The two juniors were inspired to create the guidebook after their student government published its own guide about "cost-effective" living at the university, which St. Onge, a first generation college student, found out-of-touch. Its suggestions included skipping weekly manicures and opting to do your own laundry instead of using a service.
"I didn't really realize the culture of Michigan before coming here," she says. "I had been warned about it a little bit, but I had never met the kind of wealth that some of the students have here by the time I came to university."
Schandevel and St. Onge decided to take matters into their own hands.
This is the first kind of financial aid that schools should be providing… It’s not that difficult and is a simple resource to open source and advertise widely. For first generation and low income students I imagine that it’s the type of resource that they should put into acceptance packages to improve their yields. In fact, honestly, it’s the type of resource that students of all income levels should be given to help make them better and more rounded students and people.
I’m test-driving H5P – an open HTML5 content creator that promises many things! And for the most part, it delivers. I tried out a few of the 20 plus content types that they have available here. I’ll continue to add to this as time goes on. Since it’s currently October, there is a pumpkin-spice flavoured theme to these examples (love it or hate it!).
Some interesting edtech tools here. They remind me somewhat of the type of formats and layouts made possible by the Post Kinds Plugin for WordPress, but geared toward academia. I could see things like these being useful little blocks within the upcoming Gutenberg interface.
I’m Doug Belshaw, Open Educational Thinkerer. I help people become more productive in their use of technology.
Recently, I’ve joined Moodle to lead an innovation project currently entitled Project MoodleNet. From January 2018 this takes up four days, or 30 hours, of my working week.
I’m also a consultant through Dynamic Skillset, where I help people and organisations become more productive in their use of technology, and I co-founded a co-operative known as We Are Open which exists to spread the culture, processes, and benefits of working openly.
In previous guises I’ve worked for Mozilla and Jisc, and before that was a teacher and senior leader in schools.
I write here mainly about education, technology and productivity.
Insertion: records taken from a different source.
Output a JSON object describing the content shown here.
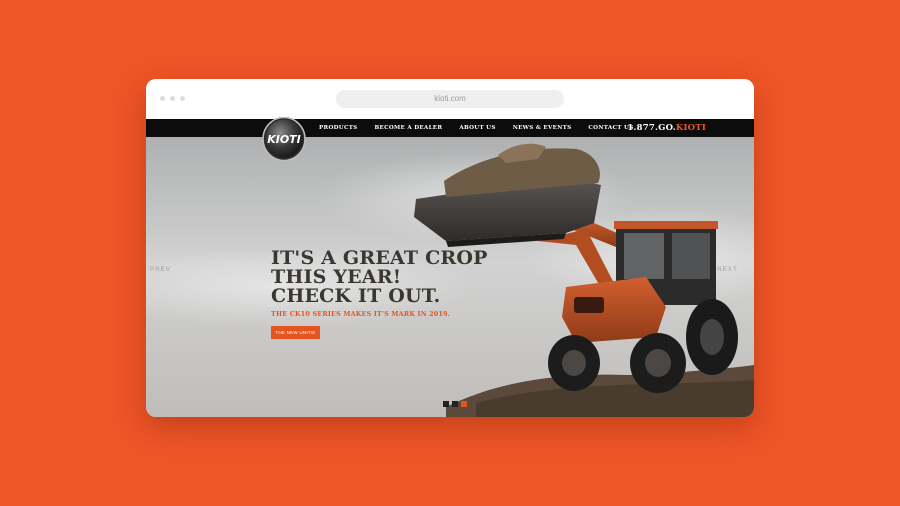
{
  "browser": {
    "url": "kioti.com"
  },
  "site": {
    "logo_text": "KIOTI",
    "nav": [
      {
        "label": "PRODUCTS"
      },
      {
        "label": "BECOME A DEALER"
      },
      {
        "label": "ABOUT US"
      },
      {
        "label": "NEWS & EVENTS"
      },
      {
        "label": "CONTACT US"
      }
    ],
    "phone_prefix": "1.877.GO.",
    "phone_suffix": "KIOTI"
  },
  "hero": {
    "headline": [
      "IT'S A GREAT CROP",
      "THIS YEAR!",
      "CHECK IT OUT."
    ],
    "subheadline": "THE CK10 SERIES MAKES IT'S MARK IN 2019.",
    "cta_label": "THE NEW UNITS!",
    "prev_label": "PREV",
    "next_label": "NEXT",
    "slide_count": 3,
    "active_slide": 3
  },
  "colors": {
    "page_background": "#EE5527",
    "brand_orange": "#E5531F",
    "nav_background": "#0c0c0c",
    "headline_text": "#3a3731"
  }
}
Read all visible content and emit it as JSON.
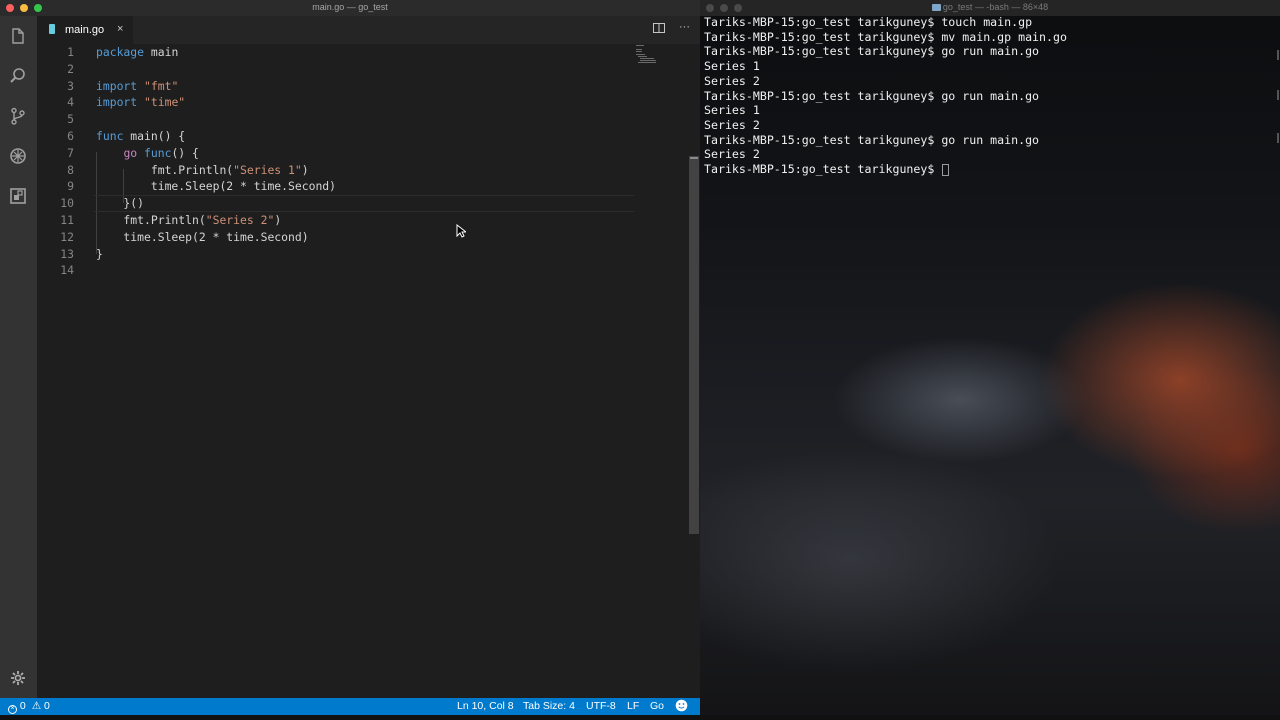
{
  "vscode": {
    "window_title": "main.go — go_test",
    "tab": {
      "label": "main.go",
      "close": "×"
    },
    "tab_actions": {
      "split": "split-editor-icon",
      "more": "···"
    },
    "code_lines": [
      {
        "n": "1",
        "tokens": [
          {
            "t": "package",
            "c": "kw2"
          },
          {
            "t": " main",
            "c": ""
          }
        ]
      },
      {
        "n": "2",
        "tokens": []
      },
      {
        "n": "3",
        "tokens": [
          {
            "t": "import",
            "c": "kw2"
          },
          {
            "t": " ",
            "c": ""
          },
          {
            "t": "\"fmt\"",
            "c": "str"
          }
        ]
      },
      {
        "n": "4",
        "tokens": [
          {
            "t": "import",
            "c": "kw2"
          },
          {
            "t": " ",
            "c": ""
          },
          {
            "t": "\"time\"",
            "c": "str"
          }
        ]
      },
      {
        "n": "5",
        "tokens": []
      },
      {
        "n": "6",
        "tokens": [
          {
            "t": "func",
            "c": "kw2"
          },
          {
            "t": " main() {",
            "c": ""
          }
        ]
      },
      {
        "n": "7",
        "tokens": [
          {
            "t": "    ",
            "c": ""
          },
          {
            "t": "go",
            "c": "kw"
          },
          {
            "t": " ",
            "c": ""
          },
          {
            "t": "func",
            "c": "kw2"
          },
          {
            "t": "() {",
            "c": ""
          }
        ]
      },
      {
        "n": "8",
        "tokens": [
          {
            "t": "        fmt.Println(",
            "c": ""
          },
          {
            "t": "\"Series 1\"",
            "c": "str"
          },
          {
            "t": ")",
            "c": ""
          }
        ]
      },
      {
        "n": "9",
        "tokens": [
          {
            "t": "        time.Sleep(2 * time.Second)",
            "c": ""
          }
        ]
      },
      {
        "n": "10",
        "tokens": [
          {
            "t": "    }()",
            "c": ""
          }
        ]
      },
      {
        "n": "11",
        "tokens": [
          {
            "t": "    fmt.Println(",
            "c": ""
          },
          {
            "t": "\"Series 2\"",
            "c": "str"
          },
          {
            "t": ")",
            "c": ""
          }
        ]
      },
      {
        "n": "12",
        "tokens": [
          {
            "t": "    time.Sleep(2 * time.Second)",
            "c": ""
          }
        ]
      },
      {
        "n": "13",
        "tokens": [
          {
            "t": "}",
            "c": ""
          }
        ]
      },
      {
        "n": "14",
        "tokens": []
      }
    ],
    "status": {
      "errors": "0",
      "warnings": "0",
      "position": "Ln 10, Col 8",
      "tab_size": "Tab Size: 4",
      "encoding": "UTF-8",
      "eol": "LF",
      "language": "Go"
    },
    "activity_icons": [
      "files-icon",
      "search-icon",
      "source-control-icon",
      "debug-icon",
      "extensions-icon",
      "gear-icon"
    ]
  },
  "terminal": {
    "window_title": "go_test — -bash — 86×48",
    "lines": [
      "Tariks-MBP-15:go_test tarikguney$ touch main.gp",
      "Tariks-MBP-15:go_test tarikguney$ mv main.gp main.go",
      "Tariks-MBP-15:go_test tarikguney$ go run main.go",
      "Series 1",
      "Series 2",
      "Tariks-MBP-15:go_test tarikguney$ go run main.go",
      "Series 1",
      "Series 2",
      "Tariks-MBP-15:go_test tarikguney$ go run main.go",
      "Series 2",
      "Tariks-MBP-15:go_test tarikguney$ "
    ]
  },
  "colors": {
    "statusbar": "#007acc",
    "editor_bg": "#1e1e1e",
    "activitybar": "#333333",
    "keyword": "#569cd6",
    "control": "#c586c0",
    "string": "#ce9178"
  }
}
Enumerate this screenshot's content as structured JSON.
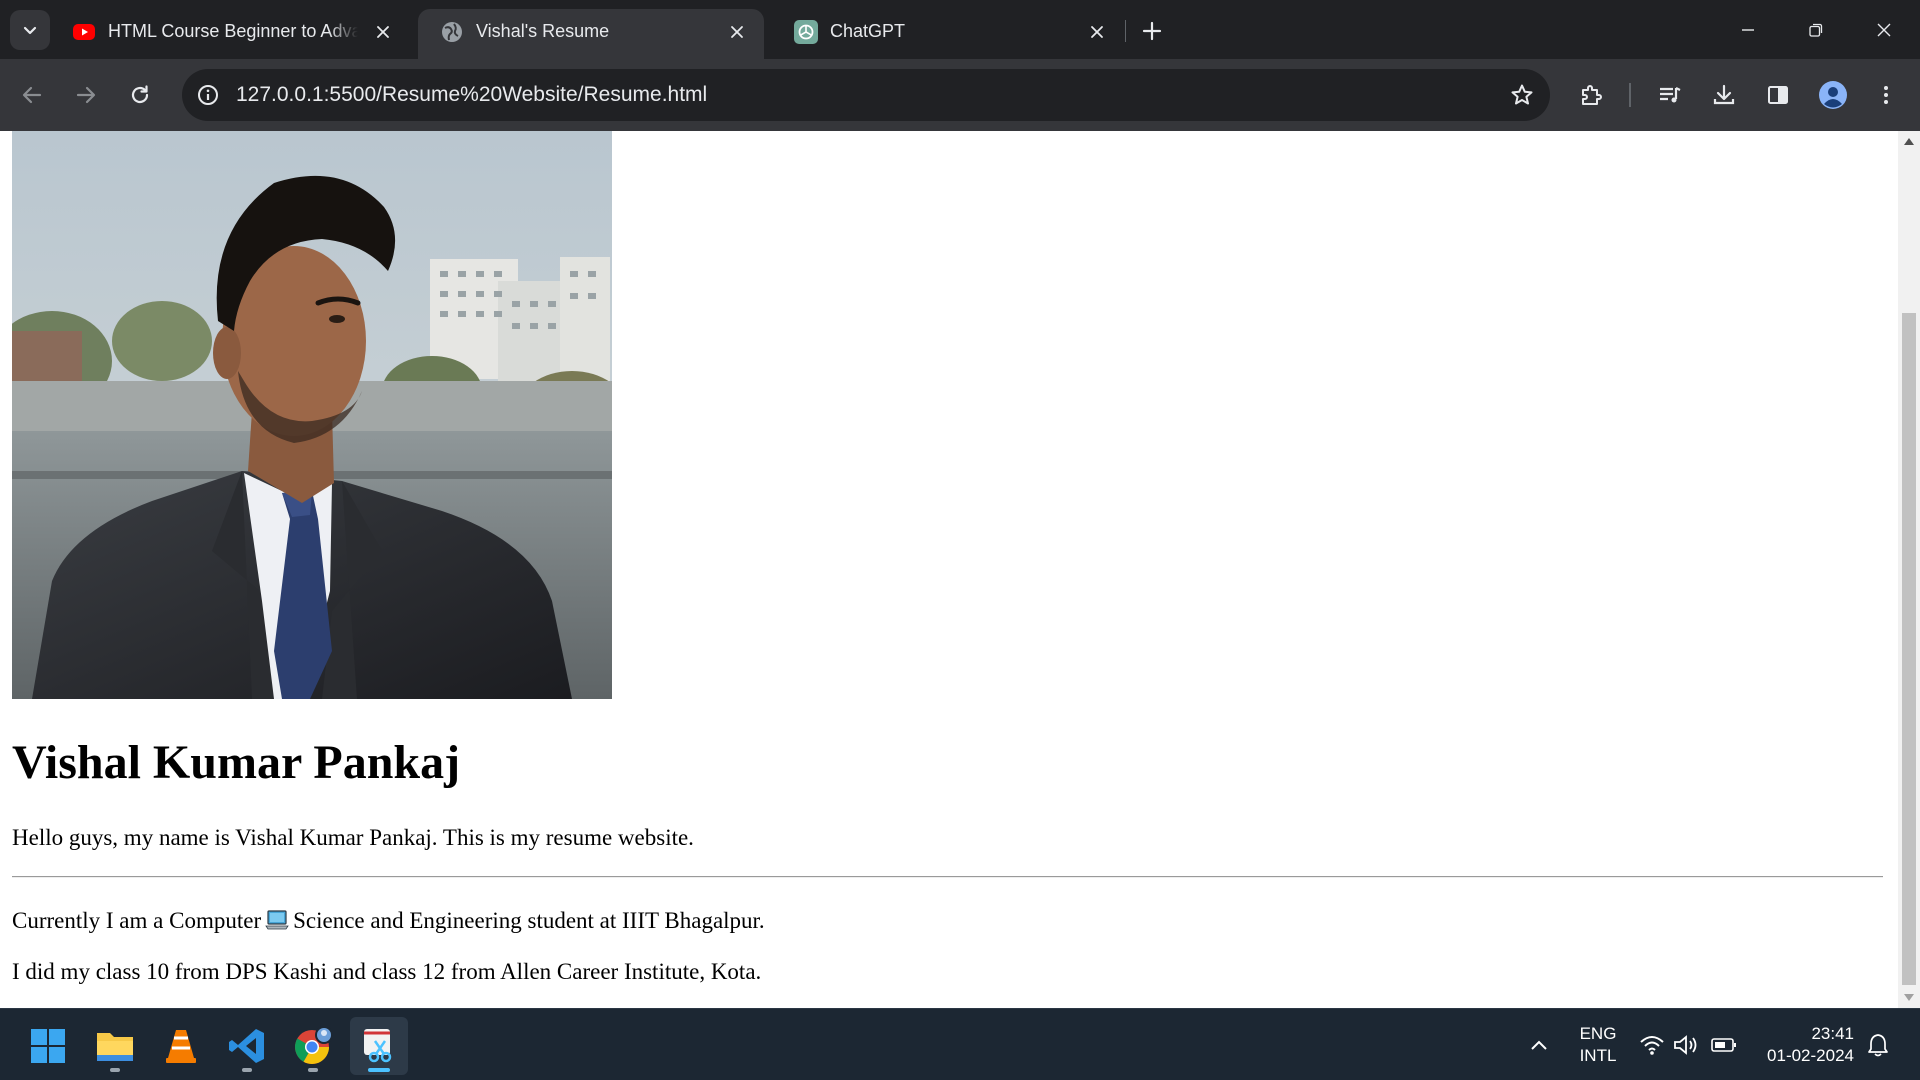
{
  "browser": {
    "tabs": [
      {
        "title": "HTML Course Beginner to Advanced",
        "favicon": "youtube-icon",
        "active": false
      },
      {
        "title": "Vishal's Resume",
        "favicon": "globe-icon",
        "active": true
      },
      {
        "title": "ChatGPT",
        "favicon": "chatgpt-icon",
        "active": false
      }
    ],
    "url": "127.0.0.1:5500/Resume%20Website/Resume.html",
    "colors": {
      "tabstrip": "#202124",
      "toolbar": "#35363a",
      "omnibox": "#202124",
      "text": "#e8eaed"
    }
  },
  "page": {
    "photo_alt": "Portrait photo of Vishal Kumar Pankaj in a dark suit and navy tie",
    "name": "Vishal Kumar Pankaj",
    "intro": "Hello guys, my name is Vishal Kumar Pankaj. This is my resume website.",
    "education_before": "Currently I am a Computer",
    "education_emoji": "laptop-icon",
    "education_after": "Science and Engineering student at IIIT Bhagalpur.",
    "schooling": "I did my class 10 from DPS Kashi and class 12 from Allen Career Institute, Kota."
  },
  "taskbar": {
    "apps": [
      "windows-start-icon",
      "file-explorer-icon",
      "vlc-icon",
      "vscode-icon",
      "chrome-icon",
      "snipping-tool-icon"
    ],
    "language_line1": "ENG",
    "language_line2": "INTL",
    "time": "23:41",
    "date": "01-02-2024",
    "colors": {
      "background": "#1c2733",
      "active_indicator": "#4cc2ff"
    }
  }
}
Other places I write include discours.es (commentary), literaci.es (new literacies-related), and ambiguiti.es (more philosophical).
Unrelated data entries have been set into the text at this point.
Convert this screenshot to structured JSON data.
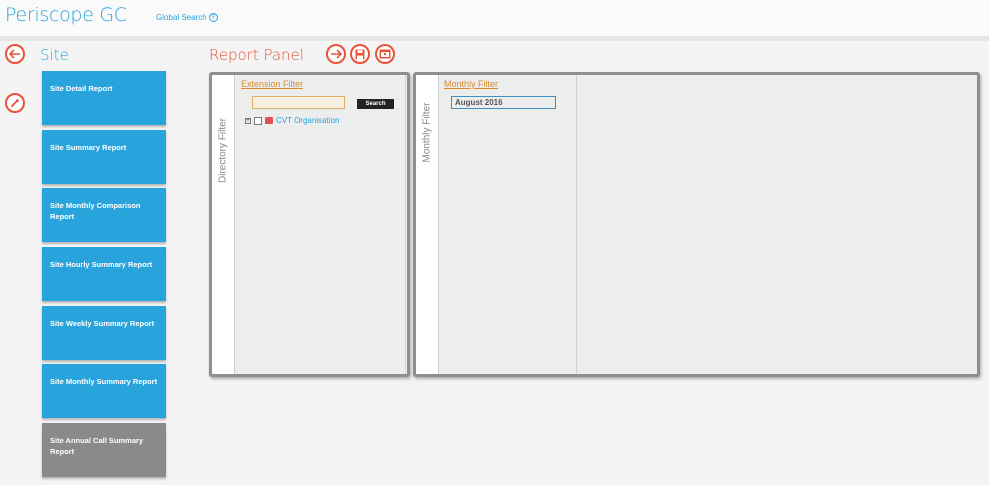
{
  "header": {
    "app_title": "Periscope GC",
    "global_search_label": "Global Search",
    "global_search_icon": "search-icon"
  },
  "sidebar": {
    "heading": "Site",
    "back_icon": "back-arrow-icon",
    "edit_icon": "pencil-icon",
    "reports": [
      {
        "label": "Site Detail Report"
      },
      {
        "label": "Site Summary Report"
      },
      {
        "label": "Site Monthly Comparison Report"
      },
      {
        "label": "Site Hourly Summary Report"
      },
      {
        "label": "Site Weekly Summary Report"
      },
      {
        "label": "Site Monthly Summary Report"
      },
      {
        "label": "Site Annual Call Summary Report"
      }
    ],
    "selected_index": 6
  },
  "report_panel": {
    "heading": "Report Panel",
    "actions": [
      {
        "name": "run-arrow-icon"
      },
      {
        "name": "save-icon"
      },
      {
        "name": "schedule-icon"
      }
    ],
    "directory_filter": {
      "tab_label": "Directory Filter",
      "title": "Extension Filter",
      "input_value": "",
      "search_label": "Search",
      "tree_root": "CVT Organisation"
    },
    "monthly_filter": {
      "tab_label": "Monthly Filter",
      "title": "Monthly Filter",
      "selected_month": "August 2016"
    }
  },
  "colors": {
    "accent_blue": "#29a3dc",
    "accent_orange": "#e8533a",
    "selected_gray": "#8a8a8a",
    "filter_title": "#d98a2b"
  }
}
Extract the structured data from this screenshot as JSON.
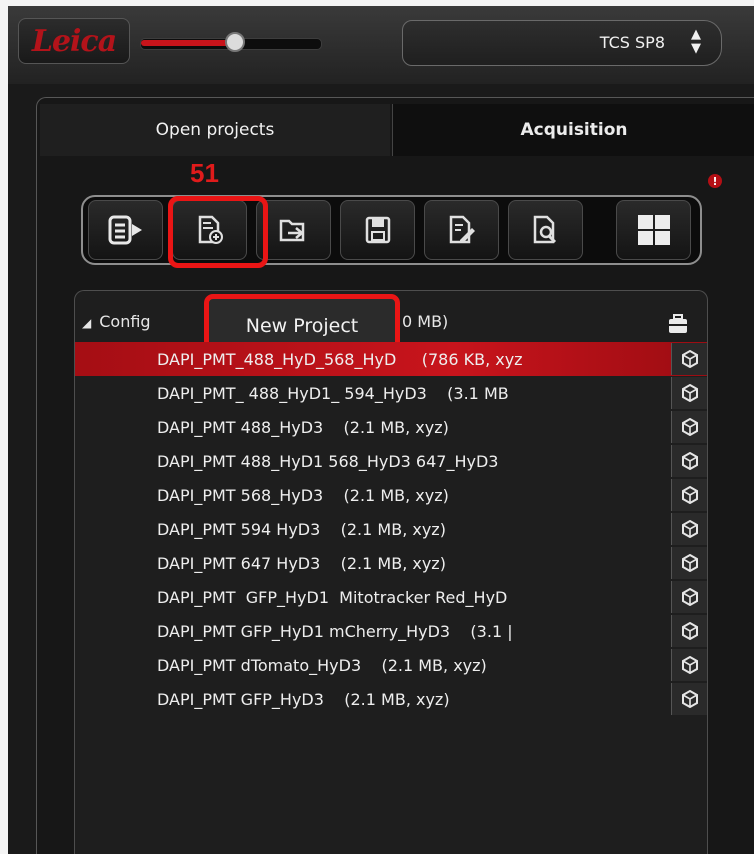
{
  "header": {
    "logo_text": "Leica",
    "slider_level_percent": 52,
    "machine_select_value": "TCS SP8",
    "machine_select_arrows": "⬍"
  },
  "tabs": [
    {
      "label": "Open projects",
      "active": true
    },
    {
      "label": "Acquisition",
      "active": false
    }
  ],
  "annotation": {
    "step_number": "51",
    "color": "#ea1515"
  },
  "info_badge": "!",
  "toolbar": {
    "buttons": [
      {
        "icon": "export-list-icon"
      },
      {
        "icon": "new-project-icon",
        "highlighted": true
      },
      {
        "icon": "open-project-icon"
      },
      {
        "icon": "save-icon"
      },
      {
        "icon": "save-as-icon"
      },
      {
        "icon": "find-icon"
      },
      {
        "icon": "layout-grid-icon"
      }
    ]
  },
  "tooltip": {
    "text": "New Project"
  },
  "tree": {
    "root_label": "Config",
    "root_size": "0 MB)",
    "items": [
      {
        "label": "DAPI_PMT_488_HyD_568_HyD     (786 KB, xyz",
        "selected": true
      },
      {
        "label": "DAPI_PMT_ 488_HyD1_ 594_HyD3    (3.1 MB",
        "selected": false
      },
      {
        "label": "DAPI_PMT 488_HyD3    (2.1 MB, xyz)",
        "selected": false
      },
      {
        "label": "DAPI_PMT 488_HyD1 568_HyD3 647_HyD3",
        "selected": false
      },
      {
        "label": "DAPI_PMT 568_HyD3    (2.1 MB, xyz)",
        "selected": false
      },
      {
        "label": "DAPI_PMT 594 HyD3    (2.1 MB, xyz)",
        "selected": false
      },
      {
        "label": "DAPI_PMT 647 HyD3    (2.1 MB, xyz)",
        "selected": false
      },
      {
        "label": "DAPI_PMT  GFP_HyD1  Mitotracker Red_HyD",
        "selected": false
      },
      {
        "label": "DAPI_PMT GFP_HyD1 mCherry_HyD3    (3.1 |",
        "selected": false
      },
      {
        "label": "DAPI_PMT dTomato_HyD3    (2.1 MB, xyz)",
        "selected": false
      },
      {
        "label": "DAPI_PMT GFP_HyD3    (2.1 MB, xyz)",
        "selected": false
      }
    ]
  },
  "colors": {
    "brand_red": "#c8141b",
    "selection": "#b51118",
    "background": "#1a1a1a"
  }
}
I’m following him via his own website, since he’s “off Twitter” and primarily publishing in his own space:
Just a quick note to say that my tweets during #OER18 don’t mean I’m “back on Twitter” (although thanks for the DMs!)
Also, as usual, I’ll be deleting my tweets next week so if there’s any photos I’ve taken during the conference you like, download them! (CC0)
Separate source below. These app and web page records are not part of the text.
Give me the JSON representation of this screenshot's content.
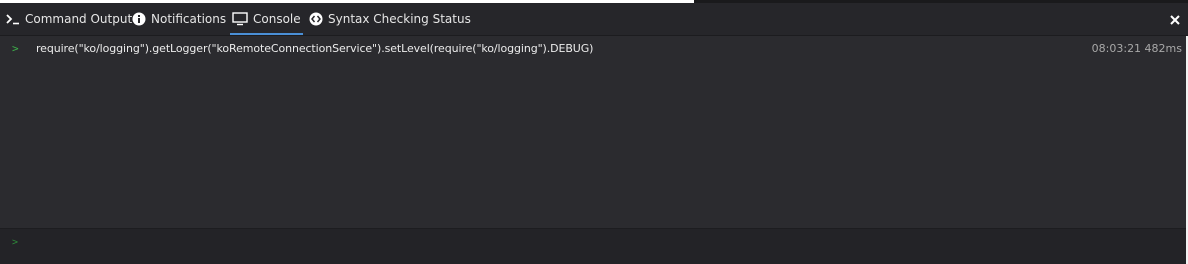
{
  "tabs": [
    {
      "label": "Command Output",
      "icon": "terminal-icon",
      "active": false
    },
    {
      "label": "Notifications",
      "icon": "info-icon",
      "active": false
    },
    {
      "label": "Console",
      "icon": "monitor-icon",
      "active": true
    },
    {
      "label": "Syntax Checking Status",
      "icon": "code-diamond-icon",
      "active": false
    }
  ],
  "close_label": "✕",
  "console": {
    "entries": [
      {
        "prompt": ">",
        "text": "require(\"ko/logging\").getLogger(\"koRemoteConnectionService\").setLevel(require(\"ko/logging\").DEBUG)",
        "time": "08:03:21 482ms"
      }
    ],
    "input_prompt": ">",
    "input_value": ""
  },
  "colors": {
    "accent": "#4a8fd6",
    "prompt": "#3db04a",
    "background": "#2b2b2f"
  }
}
Here’s a list of things that are discouraged that I encourage all PhDs to do:
– Take leave whenever you want
– Leave the office when you want
– Ask to be paid for labour
– Highlight and refuse unpaid labour
– Refuse respectability politics
– Refuse to act grateful when exploited